Monday, 31 March 2008
this workers life
This (workers) life
It seems beggars can’t be choosy.
Over my working years I have had many and varied jobs. I always kept the wolf from the door by doing what was necessary and sometimes found an ideal job. Good pay good company and something to flex the brain a little.
But as I grow older and with no qualifications except life experience I am no longer in demand. I tried to get qualified in my early twenties, but those life experiences called and I hitchhiked around the world.
In this modern age when everything is instant and accessible my life experiences amount to very little.
So I found myself gaining a CV as long as your arm. Farm work came and went. Archaeological digs sustained me for 5 years. Being a lollypop lady helped out with the kids at school, and night work helping print the newspaper gave me the experience of big bags under my eyes.
Working in a hospital gave me the unforgettable experience of seeing open heart surgery, and more gall stones than a gravel path.
But nothing could prepare me for my latest job at the meatworks
There was a big palaver at the beginning. Q fever injections followed 2 days induction where we learnt about the herding of cattle, and the intricacies of offal.
The grand tour opened our eyes to the wholesale world of killing and cutting up.
Once pleasant animals with doughy eyes chewing their way through grass are miraculously transformed into a plethora of different bits.
Some of those bits end up in Japan, others in Canada, all proudly displaying an Australian sticker.
We were assigned our different areas on completion of induction. Whether Human Resources matched the applicant to the job I couldn’t be sure, but I was in the boning room, others more unfortunate by my estimation went to the killing floor, or the offal room.
The boning room is kept at 8 degrees, so working requires layers of clothes under our whites. All 200 odd employees wear white trousers, overcoats and green aprons. The item of attire that stands out is the white balaclava. All you see are people’s eyes and nose, which is a great leveller.
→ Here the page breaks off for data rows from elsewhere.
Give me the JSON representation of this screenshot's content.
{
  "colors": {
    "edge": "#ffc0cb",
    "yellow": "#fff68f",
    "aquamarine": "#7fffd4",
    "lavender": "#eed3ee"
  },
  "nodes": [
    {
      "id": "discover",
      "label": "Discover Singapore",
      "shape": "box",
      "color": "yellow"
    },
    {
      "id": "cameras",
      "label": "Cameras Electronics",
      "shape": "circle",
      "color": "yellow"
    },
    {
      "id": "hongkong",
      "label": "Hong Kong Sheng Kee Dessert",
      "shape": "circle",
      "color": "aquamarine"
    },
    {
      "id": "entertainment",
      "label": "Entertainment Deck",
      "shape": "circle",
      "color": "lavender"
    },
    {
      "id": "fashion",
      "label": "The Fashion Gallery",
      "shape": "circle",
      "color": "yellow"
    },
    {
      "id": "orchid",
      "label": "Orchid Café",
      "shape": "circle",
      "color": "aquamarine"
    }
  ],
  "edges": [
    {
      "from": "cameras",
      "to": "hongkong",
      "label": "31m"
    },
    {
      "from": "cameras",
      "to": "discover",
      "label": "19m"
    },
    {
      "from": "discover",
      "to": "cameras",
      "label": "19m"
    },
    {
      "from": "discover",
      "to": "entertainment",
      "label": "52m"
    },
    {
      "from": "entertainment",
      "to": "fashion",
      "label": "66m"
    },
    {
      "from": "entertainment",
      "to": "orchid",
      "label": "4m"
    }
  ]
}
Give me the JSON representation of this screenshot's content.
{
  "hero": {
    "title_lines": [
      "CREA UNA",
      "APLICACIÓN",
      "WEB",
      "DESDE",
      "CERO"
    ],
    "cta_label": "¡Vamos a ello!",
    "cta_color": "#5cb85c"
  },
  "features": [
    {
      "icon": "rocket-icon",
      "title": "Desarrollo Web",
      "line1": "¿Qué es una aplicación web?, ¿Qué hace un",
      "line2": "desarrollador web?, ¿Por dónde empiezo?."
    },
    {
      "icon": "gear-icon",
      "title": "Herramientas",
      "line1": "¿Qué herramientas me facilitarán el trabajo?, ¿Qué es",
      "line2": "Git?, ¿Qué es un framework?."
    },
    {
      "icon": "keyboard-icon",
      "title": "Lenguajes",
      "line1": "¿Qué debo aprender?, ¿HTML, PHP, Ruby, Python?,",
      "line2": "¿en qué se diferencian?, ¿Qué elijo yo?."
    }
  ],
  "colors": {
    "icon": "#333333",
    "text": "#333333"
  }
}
Human hands can accomplish so much more than a machine. The meatworks have harnessed this thought and use our opposable thumb and our natural dexterity to their absolute advantage.
Packers grab cuts of meat off the belt and bag them in less than a nano second. Box boys make cardboard boxes in the blink of an eye, and put plastic liners in them.
Slicers hook meat off the line and deftly cut it into steaks or trim fat off rump or cube rolls. But it is the boners that are at the top of the pecking order. They stand above the rest cutting though the hanging carcass, their movement orchestrated to the particular task. Shins and knuckles, intercostals, silversides and rumps. They work at a furious pace the knife turning and twisting to niggle out a cut of meat.
I pack. My hands swell from the constant repetition and the cold. The girl’s says it’s usual.
My back aches from hauling 9kg rumps and bagging them. My feet are numb from wearing rubber boots, and yet I like it. It is good hard honest labour. We earn every cent, and although we are only a number on our balaclava there is a comraderie that can’t be found in an office, or in a call centre. We are one big machine working together to a common end. Just don’t send me to the offal room.